Well-constructed, articulate letters supportive of Honolulu rail stand apart from anti-rail op-ed pieces and letters for both their civility and depth. A good contrast can be seen between a letter in today’s paper (see LTE Forum, below) and the Gang of Four’s (aka Cliff Slater’s) op-ed piece last Sunday (subscription required for both).
Here’s a summary of the Gang’s main points on 1/8:
• The piece disagrees with the newspaper’s coverage of the FTA’s December 30th authorization for the city to enter into Final Design. It says Congress hasn’t appropriated any of the $1.55 billion in federal funds for the Honolulu project. Call it quibbling. (Jan. 12th Update: Rail official refutes Gang's allegation.)
• The commentary says the FTA has “firmly rejected” several project financial plans. Call it not true; here’s what the FTA wrote: “Regarding the Financial Capacity Assessment, FTA notes that the financial plan HART submitted is sufficient to advance the project into final design (emphasis added). However, it must be further strengthened before FTA will consider awarding (a Full Final Grant Agreement).”

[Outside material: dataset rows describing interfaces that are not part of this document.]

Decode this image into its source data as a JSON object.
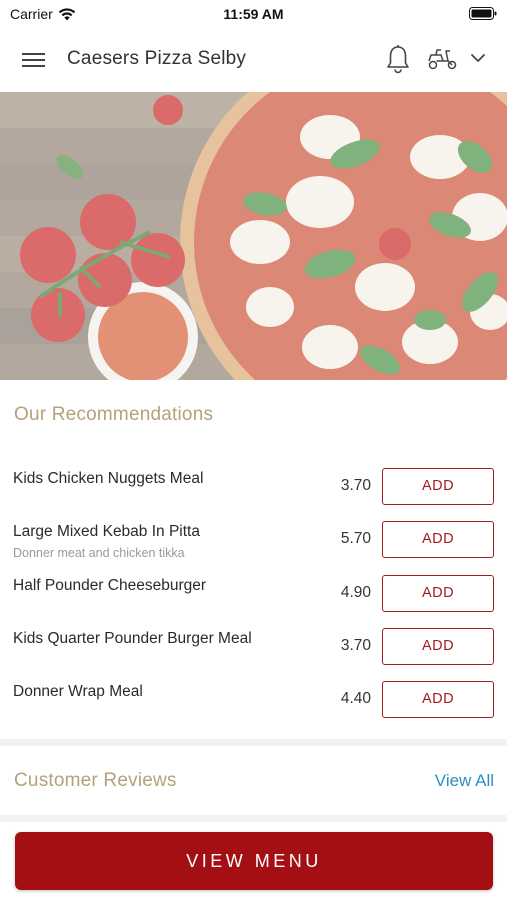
{
  "status_bar": {
    "carrier": "Carrier",
    "time": "11:59 AM"
  },
  "header": {
    "title": "Caesers Pizza Selby",
    "icons": [
      "menu-icon",
      "bell-icon",
      "scooter-icon",
      "chevron-down-icon"
    ]
  },
  "recommendations": {
    "title": "Our Recommendations",
    "items": [
      {
        "name": "Kids Chicken Nuggets Meal",
        "description": "",
        "price": "3.70",
        "button": "ADD"
      },
      {
        "name": "Large Mixed Kebab In Pitta",
        "description": "Donner meat and chicken tikka",
        "price": "5.70",
        "button": "ADD"
      },
      {
        "name": "Half Pounder Cheeseburger",
        "description": "",
        "price": "4.90",
        "button": "ADD"
      },
      {
        "name": "Kids Quarter Pounder Burger Meal",
        "description": "",
        "price": "3.70",
        "button": "ADD"
      },
      {
        "name": "Donner Wrap Meal",
        "description": "",
        "price": "4.40",
        "button": "ADD"
      }
    ]
  },
  "reviews": {
    "title": "Customer Reviews",
    "view_all": "View All"
  },
  "footer": {
    "view_menu": "VIEW MENU"
  },
  "colors": {
    "accent": "#a30f12",
    "section_title": "#b3a27a",
    "link": "#2a8fc0"
  }
}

• The piece “doubts” HART can justify its several assumptions about future financial considerations. Call it standard anti-rail skepticism.
• The Gang cites other city financial obligations beyond rail and says paying for rail might exceed the city’s capabilities. Call it wishful thinking.
• Finally, the commentary once again scrambles facts in suggesting the city duped residents by promising rail would reduce traffic congestion below current levels. Call it dishonest – and we have in numerous posts. See our “aggregation” site below the Mr. Cliff Slater (and Friends) heading.
Oahu rail system is long overdue (Star-Advertiser, 1/11)
The letter is a straight-forward, thoughtful assessment of the rail project and one reason it’s being built – as an alternative to continued reliance on cars and what fuels them and the congestion they cause. The writer sums up the opposition neatly from his perspective; he uses common sense and doesn’t quibble about the present or past, doesn’t misstate the truth and doesn’t obfuscate the issues.
And since the writer lives in Kailua on the opposite side of the mountain from the rail system, his pro-rail letter reflects an attitude that what benefits others along the route benefits everyone on the island. It’s called “community” – an appreciation missing in most anti-rail commentaries, along with their answer to the question, “If not rail, what?”
The letters column has two other rail-related letters – both reacting to Bette Midler's anti-rail letter printed on Sunday. One asks, "Does Bette Midler think that the high-rise monstrosities that line our coastline, and are now the view, are better than a 20-foot-high rail?" Our sentiments exactly.